Are you planning to join the growing number of people who install a dashboard camera in their car for that extra bit of evidence in case of an accident, road rage, or meteors falling from the sky? Then you may be wondering which one of the dozens of different models is the best choice for you!
It’s easy to be overwhelmed at first, therefore we have selected the five very best dashboard cameras that you can possibly get in early 2014. We will be looking at dash cams from every price range, starting as low as $50 for a simple-yet effective G1W and moving up the price scale to almost 10 times as much for a top-quality, feature-packed dual-channel camera, the BlackVue DR550GW.
Note that the cameras featured in this article are not necessarily the newest cameras around. We have evaluated technical specifications as well as customer satisfaction for each camera during the course of 2013. Rest assured that the five winners presented here have been field tested by thousands of customers and received excellent feedback all around.
So What Sets A Dash Cam Apart From Other Cameras?

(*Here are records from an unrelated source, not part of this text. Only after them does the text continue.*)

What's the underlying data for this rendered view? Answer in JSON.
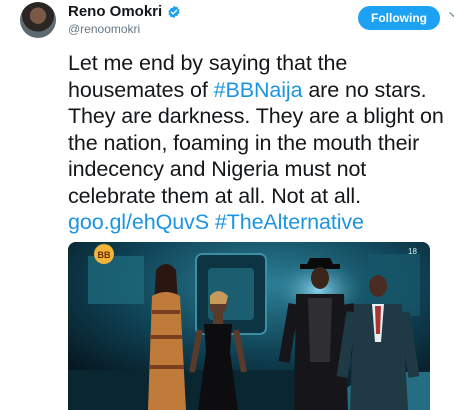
{
  "tweet": {
    "author": {
      "display_name": "Reno Omokri",
      "handle": "@renoomokri",
      "verified_icon": "verified-badge-icon"
    },
    "follow_button_label": "Following",
    "menu_icon": "chevron-down-icon",
    "text": {
      "part1": "Let me end by saying that the housemates of ",
      "hashtag1": "#BBNaija",
      "part2": " are no stars. They are darkness. They are a blight on the nation, foaming in the mouth their indecency and Nigeria must not celebrate them at all. Not at all.",
      "link": "goo.gl/ehQuvS",
      "hashtag2": "#TheAlternative"
    },
    "media": {
      "logo_text": "BB",
      "corner_badge": "18"
    }
  },
  "colors": {
    "brand_blue": "#1da1f2",
    "link_blue": "#1b95e0",
    "text_dark": "#14171a",
    "text_gray": "#657786"
  }
}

In case you are wondering why you can’t just use a regular video camera, or even your phone’s cam, it’s because a dashboard camera should have all of the following features:
- Connect to your car’s cigarette lighter with a long power cable (at least 12ft) that you can run around the windshield, tucking it away neatly so it is hidden from sight.
- Auto on/off: Dashboard cameras start recording when you start the car’s engine, and stop when you park. That way, you don’t have to worry about forgetting to turn your camera on or off.
- Loop recording: Enables the camera to overwrite the oldest bit of footage when the memory card is full, so you never run out of disk space.
- Impact detection / G-sensor: A G-sensor makes sure that if an impact is detected, the video footage immediately preceding and following the impact won’t be overwritten by the loop recording feature, so you don’t accidentally lose critical evidence.
- Time and date stamp on video (and speed if we have GPS): useful should you ever need your video footage as evidence in court.
- Resolution: 1080p (1920×1080 pixels) is pretty much standard in 2014. While there are still a couple of 720p (1280×720 pixels) dash cams available, most new cameras support 1080p resolution.
- Interfaces: Dash cams generally come with HDMI, USB, and A/V interfaces.
Note that the cameras presented here come with all of the features listed above.
- Storage: Most dashboard cameras support SD cards up to 32GB in size, with the notable exception of the Lukas LK-7900, which supports 128GB of storage capacity.
Having had a look at the basic features a dash cam should have, let’s now check out our top camera choices for this year:
The Top 5 Dash Cams In 2014
G1W – Decent Video Footage For Tight Budgets
At around $50, this dash cam is an excellent choice if you can’t spend a lot of money and just need a security camera, without being too concerned about video quality. The G1W has decent video at day, but night video quality isn’t the best. Also, video footage from this camera can often be rather shaky.